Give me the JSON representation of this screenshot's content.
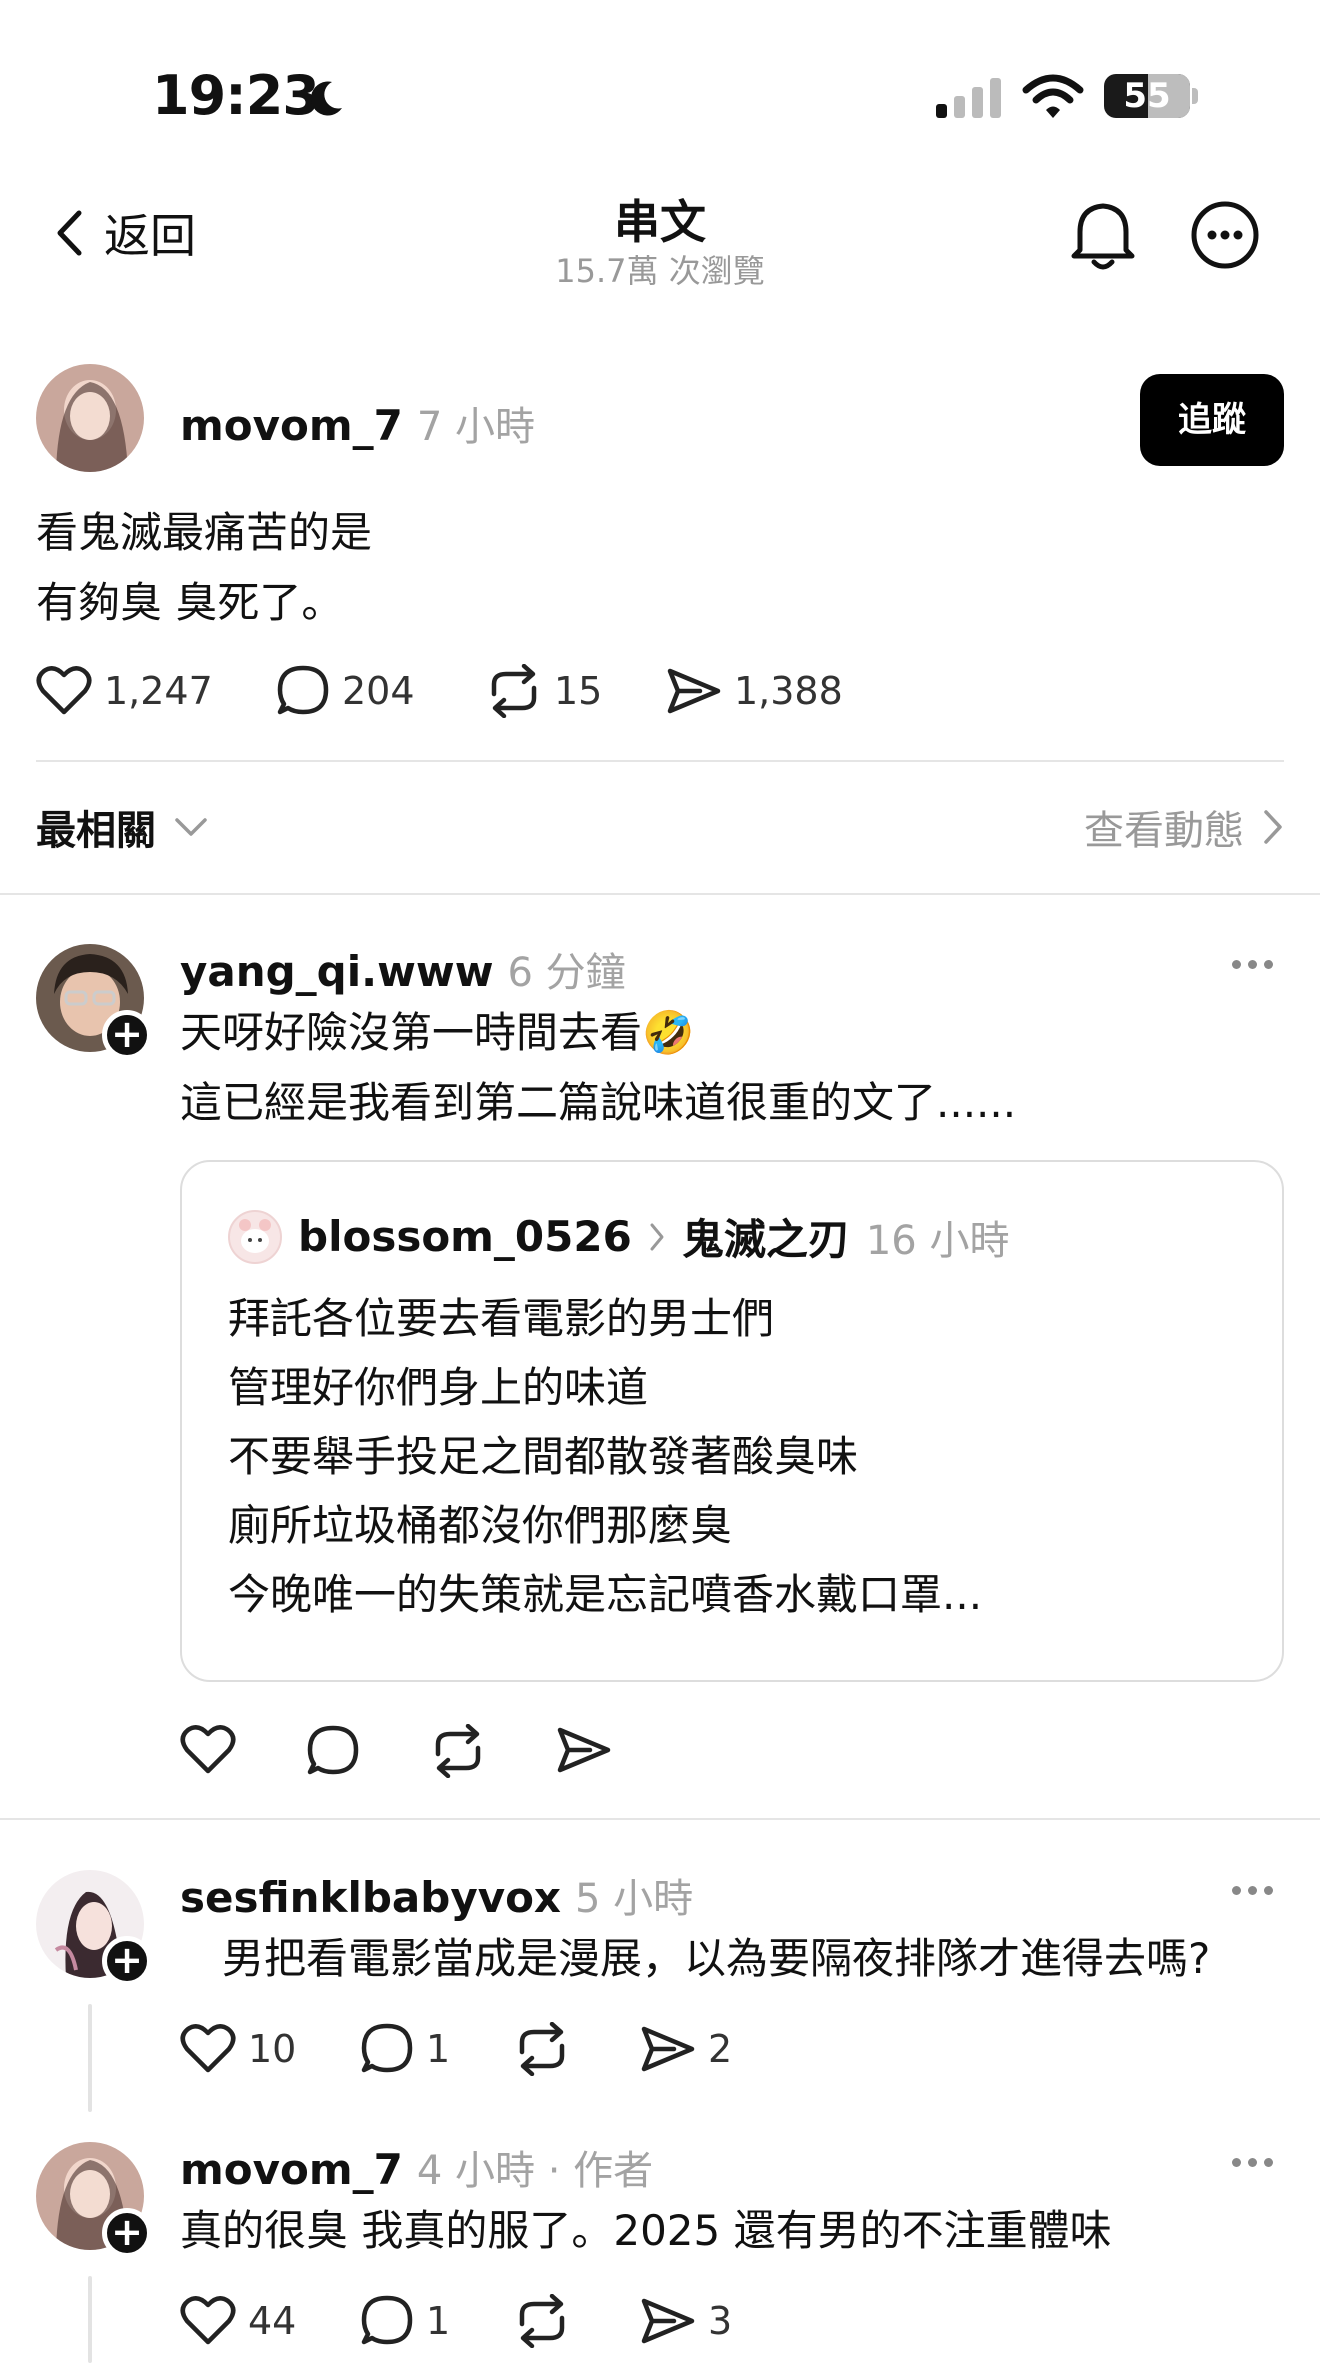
{
  "status_bar": {
    "time": "19:23",
    "battery": "55"
  },
  "nav": {
    "back_label": "返回",
    "title": "串文",
    "views": "15.7萬 次瀏覽"
  },
  "post": {
    "username": "movom_7",
    "time": "7 小時",
    "follow_label": "追蹤",
    "lines": [
      "看鬼滅最痛苦的是",
      "有夠臭 臭死了。"
    ],
    "likes": "1,247",
    "comments": "204",
    "reposts": "15",
    "shares": "1,388"
  },
  "sort": {
    "label": "最相關",
    "activity_label": "查看動態"
  },
  "replies": [
    {
      "username": "yang_qi.www",
      "time": "6 分鐘",
      "lines": [
        "天呀好險沒第一時間去看🤣",
        "這已經是我看到第二篇說味道很重的文了......"
      ],
      "quote": {
        "username": "blossom_0526",
        "topic": "鬼滅之刃",
        "time": "16 小時",
        "lines": [
          "拜託各位要去看電影的男士們",
          "管理好你們身上的味道",
          "不要舉手投足之間都散發著酸臭味",
          "廁所垃圾桶都沒你們那麼臭",
          "今晚唯一的失策就是忘記噴香水戴口罩..."
        ]
      }
    },
    {
      "username": "sesfinklbabyvox",
      "time": "5 小時",
      "text": "　男把看電影當成是漫展，以為要隔夜排隊才進得去嗎?",
      "likes": "10",
      "comments": "1",
      "shares": "2"
    },
    {
      "username": "movom_7",
      "time": "4 小時 · 作者",
      "text": "真的很臭 我真的服了。2025 還有男的不注重體味",
      "likes": "44",
      "comments": "1",
      "shares": "3"
    }
  ],
  "colors": {
    "accent": "#000000",
    "muted": "#a3a3a3",
    "divider": "#e5e5e5"
  }
}
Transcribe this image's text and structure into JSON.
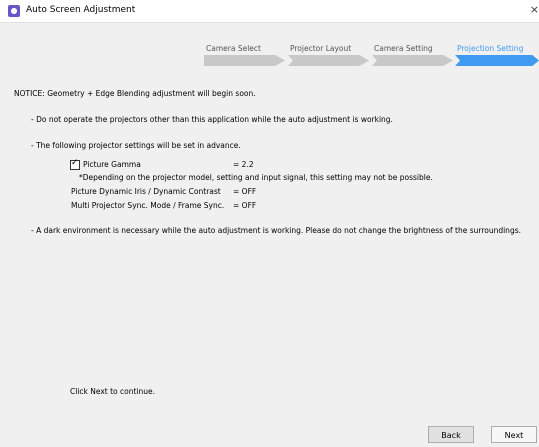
{
  "window": {
    "title": "Auto Screen Adjustment",
    "close_glyph": "×",
    "icon": "app-icon"
  },
  "steps": [
    {
      "label": "Camera Select",
      "state": "done"
    },
    {
      "label": "Projector Layout",
      "state": "done"
    },
    {
      "label": "Camera Setting",
      "state": "done"
    },
    {
      "label": "Projection Setting",
      "state": "active"
    }
  ],
  "colors": {
    "accent": "#3f9af0",
    "step_inactive": "#c8c8c8"
  },
  "content": {
    "notice": "NOTICE: Geometry + Edge Blending adjustment will begin soon.",
    "line1": "- Do not operate the projectors other than this application while the auto adjustment is working.",
    "line2": "- The following projector settings will be set in advance.",
    "settings": [
      {
        "label": "Picture Gamma",
        "value": "= 2.2",
        "checked": true
      },
      {
        "note": "*Depending on the projector model, setting and input signal, this setting may not be possible."
      },
      {
        "label": "Picture Dynamic Iris / Dynamic Contrast",
        "value": "= OFF"
      },
      {
        "label": "Multi Projector Sync. Mode / Frame Sync.",
        "value": "= OFF"
      }
    ],
    "line3": "- A dark environment is necessary while the auto adjustment is working. Please do not change the brightness of the surroundings.",
    "footer": "Click Next to continue."
  },
  "buttons": {
    "back": "Back",
    "next": "Next"
  }
}
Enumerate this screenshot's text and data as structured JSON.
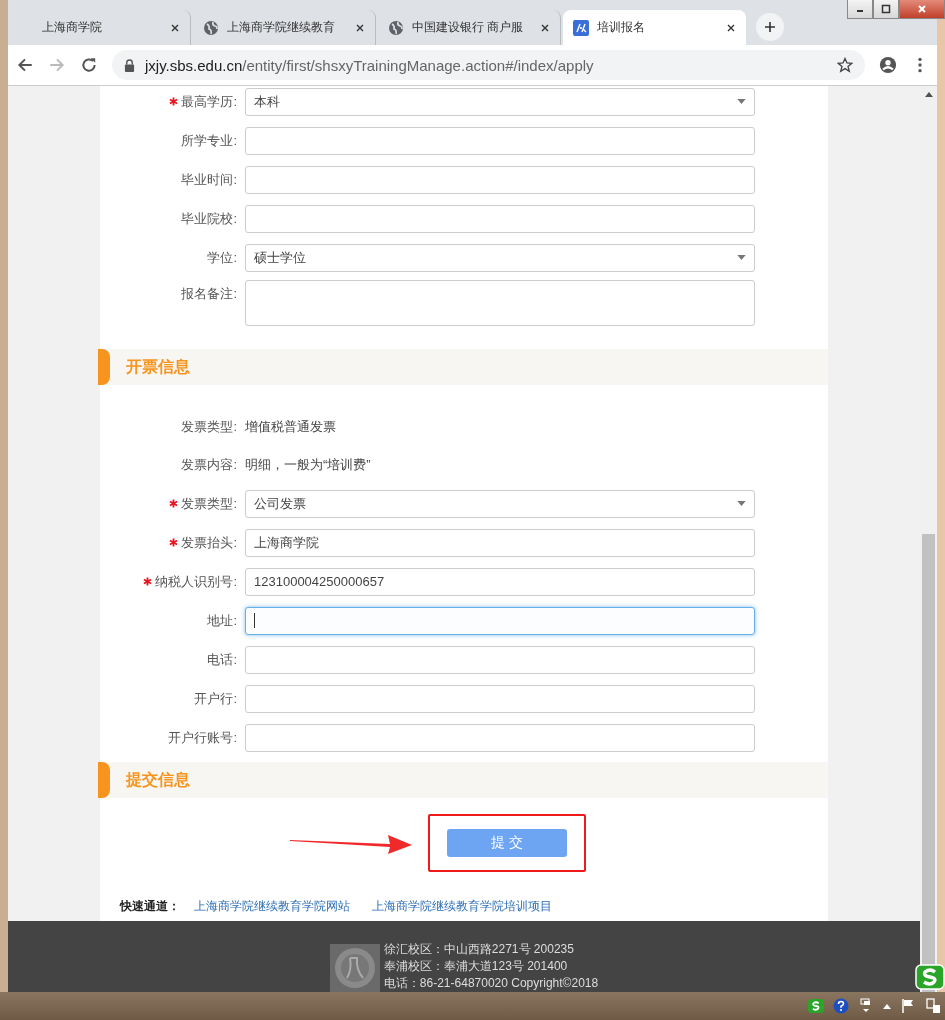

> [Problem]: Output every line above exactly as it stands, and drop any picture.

> [Reply]:
Give me the JSON representation of this screenshot's content.
{
  "status_bar": {
    "time": "19:23",
    "battery": "55"
  },
  "nav": {
    "back_label": "返回",
    "title": "串文",
    "views": "15.7萬 次瀏覽"
  },
  "post": {
    "username": "movom_7",
    "time": "7 小時",
    "follow_label": "追蹤",
    "lines": [
      "看鬼滅最痛苦的是",
      "有夠臭 臭死了。"
    ],
    "likes": "1,247",
    "comments": "204",
    "reposts": "15",
    "shares": "1,388"
  },
  "sort": {
    "label": "最相關",
    "activity_label": "查看動態"
  },
  "replies": [
    {
      "username": "yang_qi.www",
      "time": "6 分鐘",
      "lines": [
        "天呀好險沒第一時間去看🤣",
        "這已經是我看到第二篇說味道很重的文了......"
      ],
      "quote": {
        "username": "blossom_0526",
        "topic": "鬼滅之刃",
        "time": "16 小時",
        "lines": [
          "拜託各位要去看電影的男士們",
          "管理好你們身上的味道",
          "不要舉手投足之間都散發著酸臭味",
          "廁所垃圾桶都沒你們那麼臭",
          "今晚唯一的失策就是忘記噴香水戴口罩..."
        ]
      }
    },
    {
      "username": "sesfinklbabyvox",
      "time": "5 小時",
      "text": "　男把看電影當成是漫展，以為要隔夜排隊才進得去嗎?",
      "likes": "10",
      "comments": "1",
      "shares": "2"
    },
    {
      "username": "movom_7",
      "time": "4 小時 · 作者",
      "text": "真的很臭 我真的服了。2025 還有男的不注重體味",
      "likes": "44",
      "comments": "1",
      "shares": "3"
    }
  ],
  "colors": {
    "accent": "#000000",
    "muted": "#a3a3a3",
    "divider": "#e5e5e5"
  }
}
Transcribe this image's text and structure into JSON.
{
  "window": {
    "title": "Auto Screen Adjustment",
    "close_glyph": "×",
    "icon": "app-icon"
  },
  "steps": [
    {
      "label": "Camera Select",
      "state": "done"
    },
    {
      "label": "Projector Layout",
      "state": "done"
    },
    {
      "label": "Camera Setting",
      "state": "done"
    },
    {
      "label": "Projection Setting",
      "state": "active"
    }
  ],
  "colors": {
    "accent": "#3f9af0",
    "step_inactive": "#c8c8c8"
  },
  "content": {
    "notice": "NOTICE: Geometry + Edge Blending adjustment will begin soon.",
    "line1": "- Do not operate the projectors other than this application while the auto adjustment is working.",
    "line2": "- The following projector settings will be set in advance.",
    "settings": [
      {
        "label": "Picture Gamma",
        "value": "= 2.2",
        "checked": true
      },
      {
        "note": "*Depending on the projector model, setting and input signal, this setting may not be possible."
      },
      {
        "label": "Picture Dynamic Iris / Dynamic Contrast",
        "value": "= OFF"
      },
      {
        "label": "Multi Projector Sync. Mode / Frame Sync.",
        "value": "= OFF"
      }
    ],
    "line3": "- A dark environment is necessary while the auto adjustment is working. Please do not change the brightness of the surroundings.",
    "footer": "Click Next to continue."
  },
  "buttons": {
    "back": "Back",
    "next": "Next"
  }
}
Enumerate this screenshot's text and data as structured JSON.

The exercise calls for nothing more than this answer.